Element data from apps and pages:
--------------------------------
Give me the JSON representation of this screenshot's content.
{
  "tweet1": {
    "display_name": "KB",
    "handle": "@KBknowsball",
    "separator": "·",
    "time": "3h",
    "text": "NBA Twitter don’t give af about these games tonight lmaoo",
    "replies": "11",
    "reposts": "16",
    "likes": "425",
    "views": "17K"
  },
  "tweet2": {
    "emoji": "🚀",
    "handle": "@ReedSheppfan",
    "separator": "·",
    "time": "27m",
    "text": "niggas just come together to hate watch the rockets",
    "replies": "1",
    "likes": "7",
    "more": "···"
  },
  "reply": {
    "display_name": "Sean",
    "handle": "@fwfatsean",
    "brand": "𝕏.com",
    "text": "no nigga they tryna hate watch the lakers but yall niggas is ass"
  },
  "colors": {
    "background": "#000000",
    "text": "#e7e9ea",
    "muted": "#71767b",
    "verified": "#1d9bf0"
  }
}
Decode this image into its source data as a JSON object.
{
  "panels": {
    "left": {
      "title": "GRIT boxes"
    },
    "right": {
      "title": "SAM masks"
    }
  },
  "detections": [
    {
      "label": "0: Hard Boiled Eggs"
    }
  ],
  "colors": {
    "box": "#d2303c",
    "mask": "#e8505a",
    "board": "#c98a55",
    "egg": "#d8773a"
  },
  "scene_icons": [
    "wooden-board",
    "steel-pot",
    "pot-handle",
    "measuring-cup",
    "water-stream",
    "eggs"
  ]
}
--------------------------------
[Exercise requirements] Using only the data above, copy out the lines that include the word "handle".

[Written response]
    "handle": "@KBknowsball",
    "handle": "@ReedSheppfan",
    "handle": "@fwfatsean",
    "pot-handle",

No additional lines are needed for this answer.